DATA SECTION: Begin

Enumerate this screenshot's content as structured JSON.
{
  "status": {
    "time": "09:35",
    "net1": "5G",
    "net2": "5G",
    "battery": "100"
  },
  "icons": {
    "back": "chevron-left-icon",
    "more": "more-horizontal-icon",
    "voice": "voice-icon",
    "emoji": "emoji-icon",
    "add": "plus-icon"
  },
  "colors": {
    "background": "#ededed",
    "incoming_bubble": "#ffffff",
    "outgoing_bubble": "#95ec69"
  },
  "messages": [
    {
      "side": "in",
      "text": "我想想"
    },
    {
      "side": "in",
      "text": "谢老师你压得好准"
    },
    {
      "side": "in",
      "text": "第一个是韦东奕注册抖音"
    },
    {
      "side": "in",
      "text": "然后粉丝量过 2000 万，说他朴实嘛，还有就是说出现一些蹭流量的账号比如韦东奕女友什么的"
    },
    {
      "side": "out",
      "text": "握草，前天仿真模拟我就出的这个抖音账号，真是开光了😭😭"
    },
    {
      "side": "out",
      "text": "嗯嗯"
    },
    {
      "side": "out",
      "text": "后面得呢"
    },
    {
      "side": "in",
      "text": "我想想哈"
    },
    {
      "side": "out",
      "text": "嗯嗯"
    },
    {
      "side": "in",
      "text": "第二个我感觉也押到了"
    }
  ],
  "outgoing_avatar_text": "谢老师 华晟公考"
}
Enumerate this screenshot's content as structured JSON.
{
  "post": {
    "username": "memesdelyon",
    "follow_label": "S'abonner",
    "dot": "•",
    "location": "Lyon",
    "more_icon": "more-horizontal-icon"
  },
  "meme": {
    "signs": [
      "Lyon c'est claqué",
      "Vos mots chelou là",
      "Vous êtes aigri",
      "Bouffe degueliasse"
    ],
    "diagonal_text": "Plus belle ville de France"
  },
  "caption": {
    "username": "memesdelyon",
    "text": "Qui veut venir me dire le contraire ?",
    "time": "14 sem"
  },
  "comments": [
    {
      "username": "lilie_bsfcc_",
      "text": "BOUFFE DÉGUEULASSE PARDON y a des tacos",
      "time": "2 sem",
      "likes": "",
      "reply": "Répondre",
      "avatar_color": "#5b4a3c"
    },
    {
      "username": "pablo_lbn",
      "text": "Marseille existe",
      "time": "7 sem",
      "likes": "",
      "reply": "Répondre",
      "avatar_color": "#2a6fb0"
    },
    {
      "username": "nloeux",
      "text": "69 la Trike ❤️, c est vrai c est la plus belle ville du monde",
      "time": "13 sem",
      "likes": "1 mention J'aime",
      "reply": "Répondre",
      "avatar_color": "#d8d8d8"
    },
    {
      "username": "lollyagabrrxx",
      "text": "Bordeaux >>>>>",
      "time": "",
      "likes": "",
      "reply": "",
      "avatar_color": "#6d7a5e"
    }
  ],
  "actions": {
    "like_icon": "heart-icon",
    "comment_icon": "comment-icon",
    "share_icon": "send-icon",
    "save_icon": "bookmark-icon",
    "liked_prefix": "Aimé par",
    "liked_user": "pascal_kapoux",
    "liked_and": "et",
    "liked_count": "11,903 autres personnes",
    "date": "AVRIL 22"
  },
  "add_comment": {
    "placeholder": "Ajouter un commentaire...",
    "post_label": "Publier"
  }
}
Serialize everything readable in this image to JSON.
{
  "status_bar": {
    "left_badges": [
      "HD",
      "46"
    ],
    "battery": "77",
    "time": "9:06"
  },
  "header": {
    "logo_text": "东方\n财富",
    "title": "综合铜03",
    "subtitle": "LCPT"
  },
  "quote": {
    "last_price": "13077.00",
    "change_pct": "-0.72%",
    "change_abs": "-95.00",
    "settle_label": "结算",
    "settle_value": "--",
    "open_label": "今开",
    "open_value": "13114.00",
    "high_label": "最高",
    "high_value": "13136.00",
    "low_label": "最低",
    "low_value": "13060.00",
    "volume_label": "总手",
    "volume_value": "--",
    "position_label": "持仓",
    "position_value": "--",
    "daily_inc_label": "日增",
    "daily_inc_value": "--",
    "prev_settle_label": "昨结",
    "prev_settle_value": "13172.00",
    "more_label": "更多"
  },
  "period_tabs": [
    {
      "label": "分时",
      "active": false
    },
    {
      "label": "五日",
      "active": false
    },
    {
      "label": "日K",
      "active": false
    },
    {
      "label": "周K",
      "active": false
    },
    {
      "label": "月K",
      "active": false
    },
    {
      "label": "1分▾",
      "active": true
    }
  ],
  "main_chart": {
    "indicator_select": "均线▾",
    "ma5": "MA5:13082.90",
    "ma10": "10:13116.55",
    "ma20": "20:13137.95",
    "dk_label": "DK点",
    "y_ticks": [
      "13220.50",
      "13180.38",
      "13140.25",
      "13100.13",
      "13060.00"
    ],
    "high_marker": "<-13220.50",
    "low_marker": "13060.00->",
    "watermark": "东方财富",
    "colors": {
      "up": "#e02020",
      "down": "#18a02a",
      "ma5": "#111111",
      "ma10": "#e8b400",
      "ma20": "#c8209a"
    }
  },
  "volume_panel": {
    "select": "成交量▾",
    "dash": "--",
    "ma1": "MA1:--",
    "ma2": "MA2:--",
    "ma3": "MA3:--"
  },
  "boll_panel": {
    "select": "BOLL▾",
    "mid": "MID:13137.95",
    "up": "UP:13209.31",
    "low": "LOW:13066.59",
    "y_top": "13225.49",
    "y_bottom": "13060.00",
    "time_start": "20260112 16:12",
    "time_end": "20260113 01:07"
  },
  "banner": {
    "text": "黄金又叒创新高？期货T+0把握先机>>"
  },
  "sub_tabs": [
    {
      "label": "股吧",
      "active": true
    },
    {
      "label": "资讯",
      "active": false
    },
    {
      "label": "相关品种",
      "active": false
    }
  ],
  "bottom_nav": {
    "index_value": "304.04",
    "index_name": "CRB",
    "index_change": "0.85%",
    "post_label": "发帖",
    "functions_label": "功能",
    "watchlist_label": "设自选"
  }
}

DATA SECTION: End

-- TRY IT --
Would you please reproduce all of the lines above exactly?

-- ANSWER --
Enumerate this screenshot's content as structured JSON.
{
  "status": {
    "time": "09:35",
    "net1": "5G",
    "net2": "5G",
    "battery": "100"
  },
  "icons": {
    "back": "chevron-left-icon",
    "more": "more-horizontal-icon",
    "voice": "voice-icon",
    "emoji": "emoji-icon",
    "add": "plus-icon"
  },
  "colors": {
    "background": "#ededed",
    "incoming_bubble": "#ffffff",
    "outgoing_bubble": "#95ec69"
  },
  "messages": [
    {
      "side": "in",
      "text": "我想想"
    },
    {
      "side": "in",
      "text": "谢老师你压得好准"
    },
    {
      "side": "in",
      "text": "第一个是韦东奕注册抖音"
    },
    {
      "side": "in",
      "text": "然后粉丝量过 2000 万，说他朴实嘛，还有就是说出现一些蹭流量的账号比如韦东奕女友什么的"
    },
    {
      "side": "out",
      "text": "握草，前天仿真模拟我就出的这个抖音账号，真是开光了😭😭"
    },
    {
      "side": "out",
      "text": "嗯嗯"
    },
    {
      "side": "out",
      "text": "后面得呢"
    },
    {
      "side": "in",
      "text": "我想想哈"
    },
    {
      "side": "out",
      "text": "嗯嗯"
    },
    {
      "side": "in",
      "text": "第二个我感觉也押到了"
    }
  ],
  "outgoing_avatar_text": "谢老师 华晟公考"
}
Enumerate this screenshot's content as structured JSON.
{
  "post": {
    "username": "memesdelyon",
    "follow_label": "S'abonner",
    "dot": "•",
    "location": "Lyon",
    "more_icon": "more-horizontal-icon"
  },
  "meme": {
    "signs": [
      "Lyon c'est claqué",
      "Vos mots chelou là",
      "Vous êtes aigri",
      "Bouffe degueliasse"
    ],
    "diagonal_text": "Plus belle ville de France"
  },
  "caption": {
    "username": "memesdelyon",
    "text": "Qui veut venir me dire le contraire ?",
    "time": "14 sem"
  },
  "comments": [
    {
      "username": "lilie_bsfcc_",
      "text": "BOUFFE DÉGUEULASSE PARDON y a des tacos",
      "time": "2 sem",
      "likes": "",
      "reply": "Répondre",
      "avatar_color": "#5b4a3c"
    },
    {
      "username": "pablo_lbn",
      "text": "Marseille existe",
      "time": "7 sem",
      "likes": "",
      "reply": "Répondre",
      "avatar_color": "#2a6fb0"
    },
    {
      "username": "nloeux",
      "text": "69 la Trike ❤️, c est vrai c est la plus belle ville du monde",
      "time": "13 sem",
      "likes": "1 mention J'aime",
      "reply": "Répondre",
      "avatar_color": "#d8d8d8"
    },
    {
      "username": "lollyagabrrxx",
      "text": "Bordeaux >>>>>",
      "time": "",
      "likes": "",
      "reply": "",
      "avatar_color": "#6d7a5e"
    }
  ],
  "actions": {
    "like_icon": "heart-icon",
    "comment_icon": "comment-icon",
    "share_icon": "send-icon",
    "save_icon": "bookmark-icon",
    "liked_prefix": "Aimé par",
    "liked_user": "pascal_kapoux",
    "liked_and": "et",
    "liked_count": "11,903 autres personnes",
    "date": "AVRIL 22"
  },
  "add_comment": {
    "placeholder": "Ajouter un commentaire...",
    "post_label": "Publier"
  }
}
Serialize everything readable in this image to JSON.
{
  "status_bar": {
    "left_badges": [
      "HD",
      "46"
    ],
    "battery": "77",
    "time": "9:06"
  },
  "header": {
    "logo_text": "东方\n财富",
    "title": "综合铜03",
    "subtitle": "LCPT"
  },
  "quote": {
    "last_price": "13077.00",
    "change_pct": "-0.72%",
    "change_abs": "-95.00",
    "settle_label": "结算",
    "settle_value": "--",
    "open_label": "今开",
    "open_value": "13114.00",
    "high_label": "最高",
    "high_value": "13136.00",
    "low_label": "最低",
    "low_value": "13060.00",
    "volume_label": "总手",
    "volume_value": "--",
    "position_label": "持仓",
    "position_value": "--",
    "daily_inc_label": "日增",
    "daily_inc_value": "--",
    "prev_settle_label": "昨结",
    "prev_settle_value": "13172.00",
    "more_label": "更多"
  },
  "period_tabs": [
    {
      "label": "分时",
      "active": false
    },
    {
      "label": "五日",
      "active": false
    },
    {
      "label": "日K",
      "active": false
    },
    {
      "label": "周K",
      "active": false
    },
    {
      "label": "月K",
      "active": false
    },
    {
      "label": "1分▾",
      "active": true
    }
  ],
  "main_chart": {
    "indicator_select": "均线▾",
    "ma5": "MA5:13082.90",
    "ma10": "10:13116.55",
    "ma20": "20:13137.95",
    "dk_label": "DK点",
    "y_ticks": [
      "13220.50",
      "13180.38",
      "13140.25",
      "13100.13",
      "13060.00"
    ],
    "high_marker": "<-13220.50",
    "low_marker": "13060.00->",
    "watermark": "东方财富",
    "colors": {
      "up": "#e02020",
      "down": "#18a02a",
      "ma5": "#111111",
      "ma10": "#e8b400",
      "ma20": "#c8209a"
    }
  },
  "volume_panel": {
    "select": "成交量▾",
    "dash": "--",
    "ma1": "MA1:--",
    "ma2": "MA2:--",
    "ma3": "MA3:--"
  },
  "boll_panel": {
    "select": "BOLL▾",
    "mid": "MID:13137.95",
    "up": "UP:13209.31",
    "low": "LOW:13066.59",
    "y_top": "13225.49",
    "y_bottom": "13060.00",
    "time_start": "20260112 16:12",
    "time_end": "20260113 01:07"
  },
  "banner": {
    "text": "黄金又叒创新高？期货T+0把握先机>>"
  },
  "sub_tabs": [
    {
      "label": "股吧",
      "active": true
    },
    {
      "label": "资讯",
      "active": false
    },
    {
      "label": "相关品种",
      "active": false
    }
  ],
  "bottom_nav": {
    "index_value": "304.04",
    "index_name": "CRB",
    "index_change": "0.85%",
    "post_label": "发帖",
    "functions_label": "功能",
    "watchlist_label": "设自选"
  }
}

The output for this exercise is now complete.